Biathlon, a test of speed and skill, is the winter sport which combines the exhilaration and endurance of cross-country skiing with the precision and control of marksmanship shooting. On Saturday Jan 19, the 72nd RCACC cadet corps’ biathlon team headed up to Whistler Olympic Park to participate in the Vancouver Coastal/Fraser River Zone cadet biathlon competition and test their skills against the elements, the clock, and over sixty other cadets. The result? An impressive win of three 3rdplace podium finishes, two fourth place finishes, and one fifth. But, more importantly, everyone on the team demonstrated acts of both physical and mental determination, persistence, leadership and team spirit. Here’s a short video summary of the day – enjoy!
[PHOTO L to R: MCpl C. Haussmann, Sgt J. Leong, Sgt C. Thomson, Sgt T. Dimalanta, Sgt E. Butterfield, Cpl I. Kirmiziyesil, Lt. G. Menzies (Coach), MCpl V. Ching / Credit: A. Haussmann]
While many rightly see biathlon as a very Canadian sport, its origins extend back to Norway where it was once a form of military training. Over time the activity gained popularity among winter sport enthusiasts and first became associated with the Winter Olympic Games in 1924, when it was introduced as “military patrol”. The event was similar to modern-day biathlon but also included a patrol component where four-man teams (including one officer) went on a 30km ski race as a unit and concluded with a shooting contest which awarded time bonuses for every target hit.
[PHOTO: “Military patrol” athletes at the 1924 Olympics, Chamonix, Switzerland / Credit: IOC]
For our cadets, the challenge was to ski three loops of just over 1.25km each and to shoot two sets of five-target targets located 50 metres away, using the .22 cal Anschutz biathlon rifle. (Thankfully, no officers were required to ski with the team!) Participating in the cadet biathlon program is an excellent way for youth to develop physical strength, endurance, and skill as well as being an excellent way to develop personal qualities such as confidence and resilience under pressure. All costs are covered by the cadet program.
We were fortunate indeed that Cdr Brad Henderson, Commanding Officer of Regional Cadet Support Unit (Pacific) attended the event and gave an inspirational morning address before cheering athletes on in the competition and officiating in the medal presentation ceremony.

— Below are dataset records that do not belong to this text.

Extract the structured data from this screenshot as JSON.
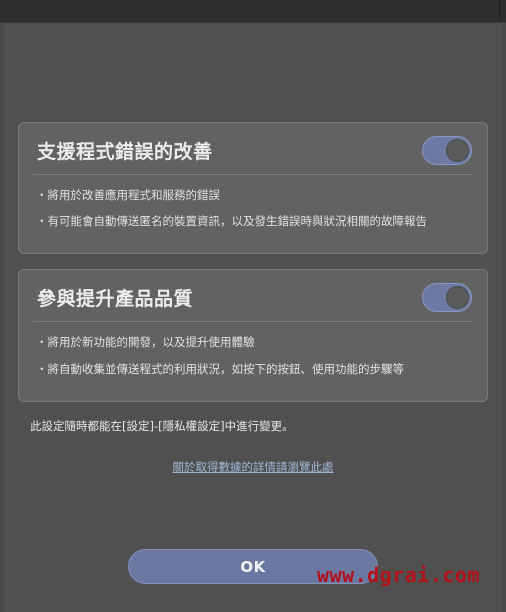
{
  "sections": [
    {
      "title": "支援程式錯誤的改善",
      "enabled": true,
      "bullets": [
        "・將用於改善應用程式和服務的錯誤",
        "・有可能會自動傳送匿名的裝置資訊，以及發生錯誤時與狀況相關的故障報告"
      ]
    },
    {
      "title": "參與提升產品品質",
      "enabled": true,
      "bullets": [
        "・將用於新功能的開發，以及提升使用體驗",
        "・將自動收集並傳送程式的利用狀況，如按下的按鈕、使用功能的步驟等"
      ]
    }
  ],
  "settings_note": "此設定隨時都能在[設定]-[隱私權設定]中進行變更。",
  "details_link": "關於取得數據的詳情請瀏覽此處",
  "ok_label": "OK",
  "watermark": "www.dgrai.com",
  "colors": {
    "accent": "#6a78a2",
    "card": "#626262",
    "background": "#505050",
    "link": "#9fb6d6",
    "watermark": "#b3101a"
  }
}
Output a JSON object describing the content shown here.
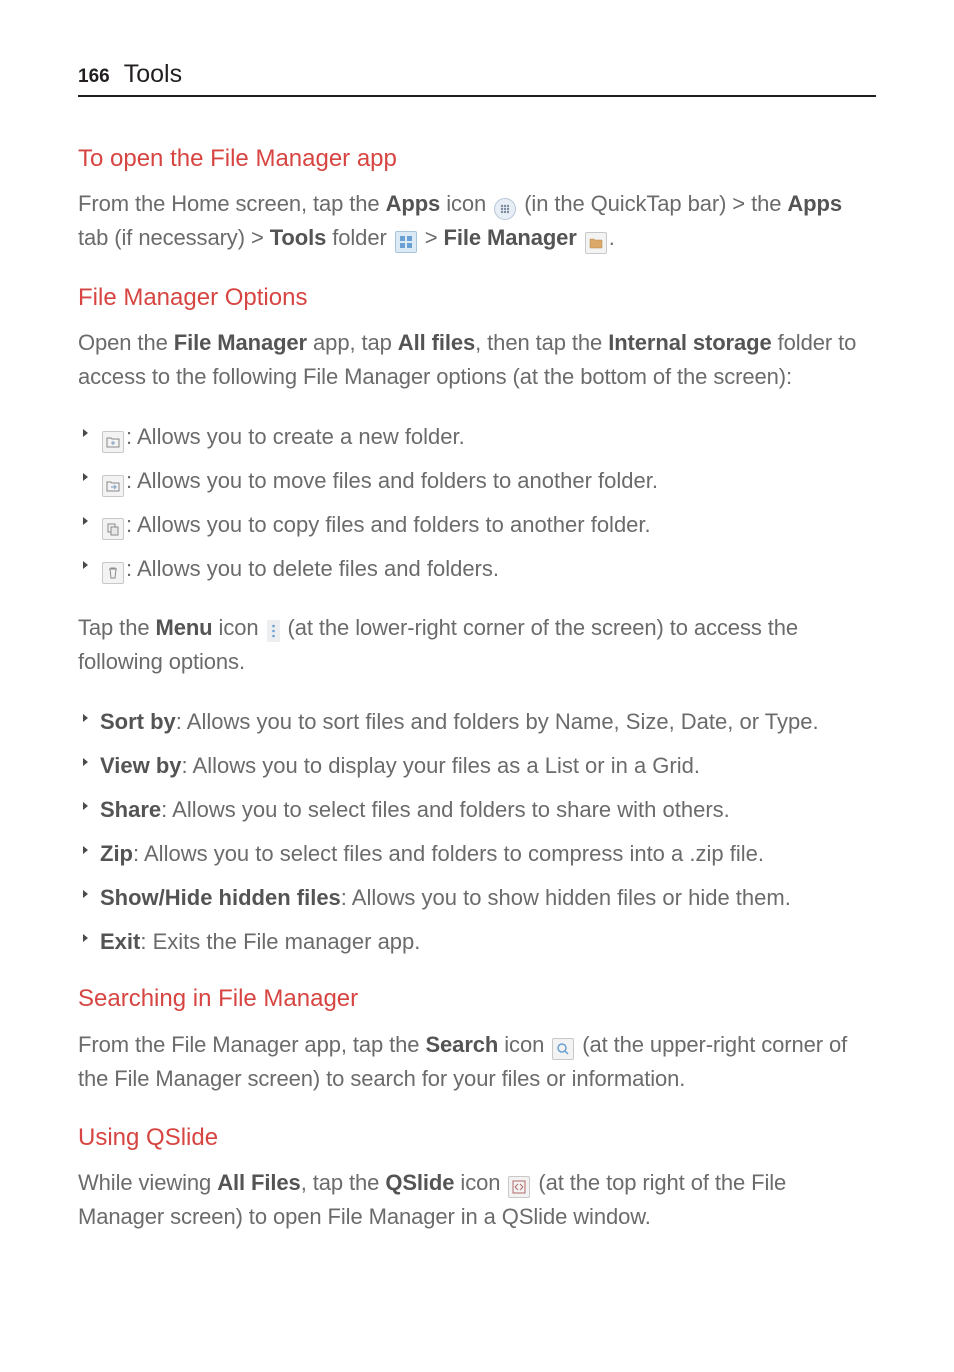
{
  "header": {
    "page_number": "166",
    "title": "Tools"
  },
  "sections": {
    "open": {
      "title": "To open the File Manager app",
      "p1_a": "From the Home screen, tap the ",
      "p1_b": "Apps",
      "p1_c": " icon ",
      "p1_d": " (in the QuickTap bar) > the ",
      "p1_e": "Apps",
      "p1_f": " tab (if necessary) > ",
      "p1_g": "Tools",
      "p1_h": " folder ",
      "p1_i": " > ",
      "p1_j": "File Manager",
      "p1_k": " ",
      "p1_l": "."
    },
    "options": {
      "title": "File Manager Options",
      "p1_a": "Open the ",
      "p1_b": "File Manager",
      "p1_c": " app, tap ",
      "p1_d": "All files",
      "p1_e": ", then tap the ",
      "p1_f": "Internal storage",
      "p1_g": " folder to access to the following File Manager options (at the bottom of the screen):",
      "bullets1": {
        "b1": ": Allows you to create a new folder.",
        "b2": ": Allows you to move files and folders to another folder.",
        "b3": ": Allows you to copy files and folders to another folder.",
        "b4": ": Allows you to delete files and folders."
      },
      "p2_a": "Tap the ",
      "p2_b": "Menu",
      "p2_c": " icon ",
      "p2_d": " (at the lower-right corner of the screen) to access the following options.",
      "bullets2": {
        "b1_bold": "Sort by",
        "b1_rest": ": Allows you to sort files and folders by Name, Size, Date, or Type.",
        "b2_bold": "View by",
        "b2_rest": ": Allows you to display your files as a List or in a Grid.",
        "b3_bold": "Share",
        "b3_rest": ": Allows you to select files and folders to share with others.",
        "b4_bold": "Zip",
        "b4_rest": ": Allows you to select files and folders to compress into a .zip file.",
        "b5_bold": "Show/Hide hidden files",
        "b5_rest": ": Allows you to show hidden files or hide them.",
        "b6_bold": "Exit",
        "b6_rest": ": Exits the File manager app."
      }
    },
    "searching": {
      "title": "Searching in File Manager",
      "p1_a": "From the File Manager app, tap the ",
      "p1_b": "Search",
      "p1_c": " icon ",
      "p1_d": " (at the upper-right corner of the File Manager screen) to search for your files or information."
    },
    "qslide": {
      "title": "Using QSlide",
      "p1_a": "While viewing ",
      "p1_b": "All Files",
      "p1_c": ", tap the ",
      "p1_d": "QSlide",
      "p1_e": " icon ",
      "p1_f": " (at the top right of the File Manager screen) to open File Manager in a QSlide window."
    }
  }
}
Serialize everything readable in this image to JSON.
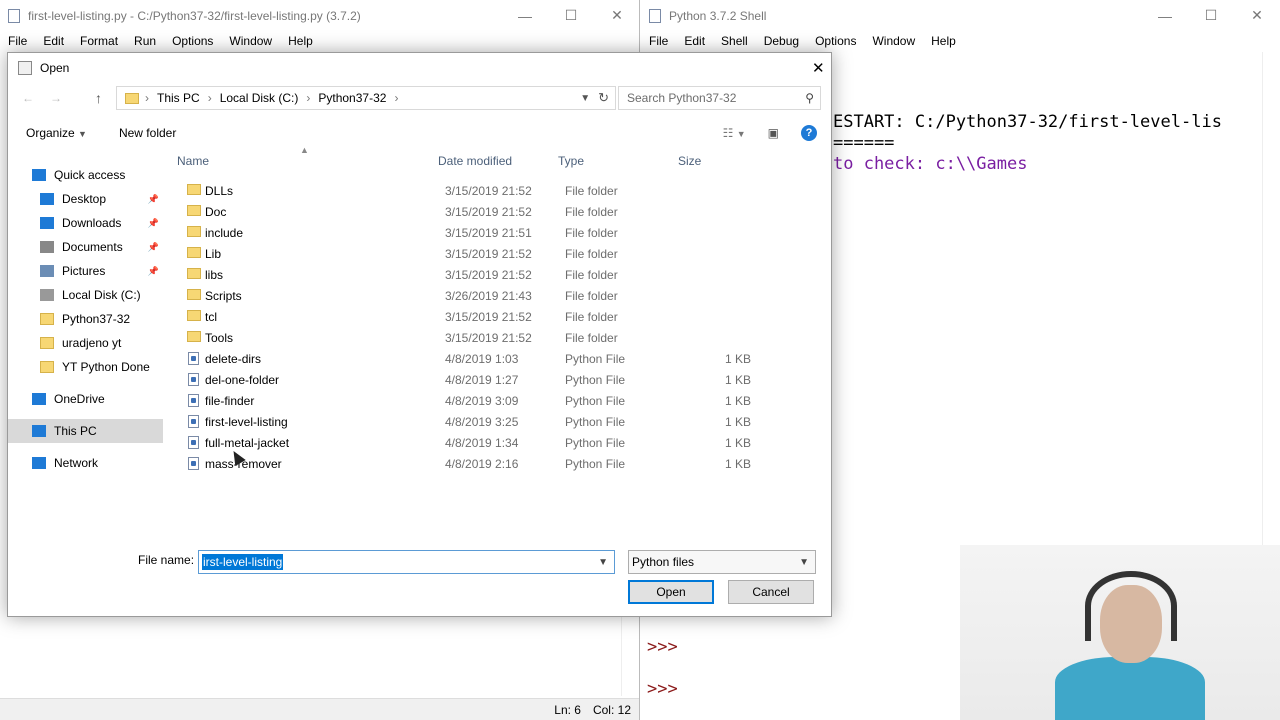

[PHOTO: Cdr Henderson / Credit: BC Cadets]
New team members and new cadets are always welcome. If you’re thinking about joining cadets, here’s how to join.